Following on from yesterday’s post about Christian Concern I’ve had some harsh words spoken to me from a couple of places. On the other hand I’ve also had several more agreeing with me and the point I was trying to make.
The problem with writing anything critical or controversial is that people come to it with their own preconceived ideas. Some will come in agreement and what you write reinforces their view. Some will come from a different viewpoint or an open one, be challenged and then go away and think things through. Others will come with opposing views and go away offended. All of this is par for the course and as I’m discovering as a writer you have to live with that especially when you receive negative comments or you are condemned for what you do. I always say that bloggers need tough skin but a soft heart.
My piece on Christian Concern is a case in point. My intention was not to discredit them and their work, far from it in fact. Most of what I wrote hopefully came over as supportive, but at the same time I wanted to raise a concern over some of their methods. I think some people just pick out the criticisms and ignore the rest. It’s easy to do if you’re not careful. Negative points have a habit of sticking more than positive ones.
It did remind me of something I considered when I started blogging and it is this: What is acceptable to blog about in the open arena of the internet where anyone can read your thoughts and what are the unwritten rules?
I suppose if you ask a group of people you’ll come out with a range of different answers. Because of the nature of this blog as well as affirming individuals, political parties or organisations when they get something right, I also feel it is within my remit to be critical when I see something that is failing or needs correction.
In one sense I’m just a blogger writing about things that interest me and that I think will interest others too. I voice plenty of opinions but there’s no guarantee that any of them are correct. That’s left to the reader to decide and I’m happy to be corrected if the need arises. I can say what I like and it’s up to people to decide whether to take any notice of me. But as a Christian blogger with my faith comes responsibility to honour God in what I do. I don’t inhabit the moral high ground and am not seeking to put myself on a pedestal for others to look up to, but whether I like it or not I become a spokesperson for God’s kingdom and this means I need to tread much more carefully.
What has made me think most over the last day is how critical I should be of others and how I should present that criticism. In Matthew 18 Jesus says:

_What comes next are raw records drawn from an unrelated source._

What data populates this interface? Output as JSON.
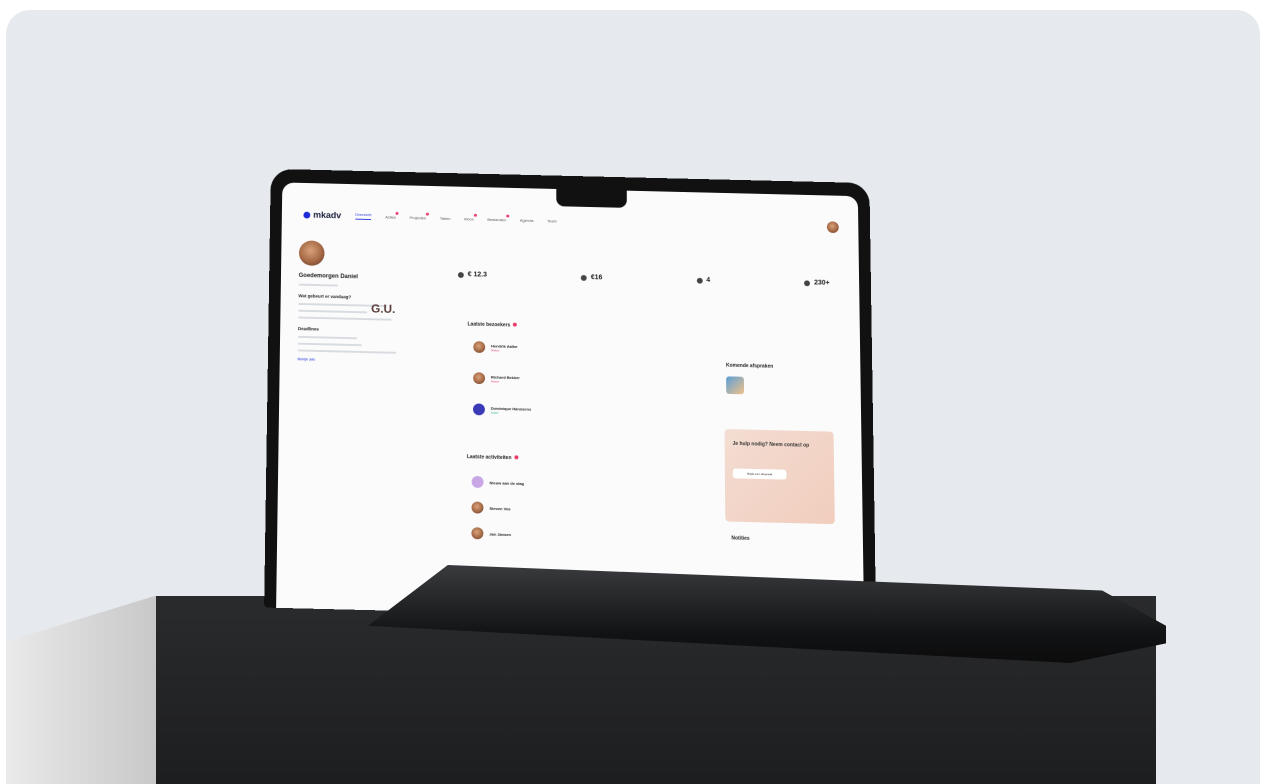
{
  "app": {
    "logo_text": "mkadv"
  },
  "nav": {
    "items": [
      {
        "label": "Overzicht",
        "active": true,
        "badge": false
      },
      {
        "label": "Acties",
        "active": false,
        "badge": true
      },
      {
        "label": "Projecten",
        "active": false,
        "badge": true
      },
      {
        "label": "Taken",
        "active": false,
        "badge": false
      },
      {
        "label": "Inbox",
        "active": false,
        "badge": true
      },
      {
        "label": "Bestanden",
        "active": false,
        "badge": true
      },
      {
        "label": "Agenda",
        "active": false,
        "badge": false
      },
      {
        "label": "Team",
        "active": false,
        "badge": false
      }
    ]
  },
  "sidebar": {
    "title": "Goedemorgen Daniel",
    "signature": "G.U.",
    "section1": "Wat gebeurt er vandaag?",
    "section2": "Deadlines",
    "link": "Bekijk alle"
  },
  "stats": [
    {
      "value": "€ 12.3"
    },
    {
      "value": "€16"
    },
    {
      "value": "4"
    },
    {
      "value": "230+"
    }
  ],
  "recent_title": "Laatste bezoekers",
  "recent_rows": [
    {
      "name": "Hendrik Aalbe",
      "tag": "Nieuw",
      "tag_color": "red"
    },
    {
      "name": "Richard Bekker",
      "tag": "Nieuw",
      "tag_color": "red"
    },
    {
      "name": "Dominique Hanssens",
      "tag": "Actief",
      "tag_color": "green"
    }
  ],
  "activity_title": "Laatste activiteiten",
  "activity_rows": [
    {
      "name": "Nieuw aan de slag"
    },
    {
      "name": "Steven Vos"
    },
    {
      "name": "Jan Jansen"
    }
  ],
  "right_panel": {
    "upcoming_title": "Komende afspraken",
    "promo_title": "Je hulp nodig? Neem contact op",
    "promo_button": "Maak een afspraak",
    "notes_title": "Notities"
  },
  "colors": {
    "brand": "#1c2bd6",
    "badge": "#ea3a6a",
    "success": "#23b48c",
    "background": "#e6eaee"
  }
}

“If your brother or sister sins, go and point out their fault, just between the two of you. If they listen to you, you have won them over. But if they will not listen, take one or two others along, so that ‘every matter may be established by the testimony of two or three witnesses.’ If they still refuse to listen, tell it to the church; and if they refuse to listen even to the church, treat them as you would a pagan or a tax collector.”
Using the Christian Concern example, would it have been better for me to have just contacted them via email and let them know what I thought? They’re not sinning as in Jesus’ example, but there is a principle of not making public what should remain private. Certainly I would never write about someone at my church on this blog if I disagreed with them because I would hope that it could be resolved at a personal level. It should never need to go beyond that.
What I wrote about yesterday was already in the public sphere. I was not talking about anything that anyone else couldn’t find out if they wanted to. Does that change things? I suppose ideally I would be happiest if I could sit down with Andrea Williams at Christian Concern and talk these things through with her. Why should she want to listen to me though? I’m effectively a nobody in the grand scheme of things. I’m not a leader of an important Christian organisation or a think tank or the Government. I’m not famous and I’ve not been trained in legal or political matters. All I do is write about what is on my mind and wait and see if people will listen.
And maybe listening is the key. If I make a point that others agree with then that gives it more value. If enough people are in agreement then perhaps that point will take on a life of its own and gain the potential to change things.
I believe my job in all this is to do my best to try to listen to God and then share what I believe he is saying. I need to do my best to make sure I get my facts right and not distort the truth or be economical with it. I need to give praise where it is due and be careful with my criticism doing my best to make sure it is balanced and fair. I need to be humble in what I say and weigh up criticism objectively. I need to avoid insulting others but not water down what I want to say in case I might offend them. Most of all I need to have integrity in what I do in the same way that we expect our leaders to demonstrate that too. I can’t expect anyone to do something I’m not willing to do myself.
One of the best things about the blogosphere is that it is self-regulating in that if you overstep the mark or start writing nonsense you’re quickly going to lose readers most of whom are unlikely to come back. I hope that if I do produce posts that are not worth reading for whatever reading that someone will step in and correct me before it’s too late. Accountability is something that we all need in our lives and in this case I’m asking to be accountable to you and everyone else who reads this.